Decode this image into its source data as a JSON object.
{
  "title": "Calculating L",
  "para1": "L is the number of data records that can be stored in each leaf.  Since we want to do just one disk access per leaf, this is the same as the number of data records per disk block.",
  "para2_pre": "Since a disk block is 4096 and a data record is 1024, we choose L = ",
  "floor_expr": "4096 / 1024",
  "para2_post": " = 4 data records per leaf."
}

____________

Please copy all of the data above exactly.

Decode this image into its source data as a JSON object.
{
  "title": "Calculating L",
  "para1": "L is the number of data records that can be stored in each leaf.  Since we want to do just one disk access per leaf, this is the same as the number of data records per disk block.",
  "para2_pre": "Since a disk block is 4096 and a data record is 1024, we choose L = ",
  "floor_expr": "4096 / 1024",
  "para2_post": " = 4 data records per leaf."
}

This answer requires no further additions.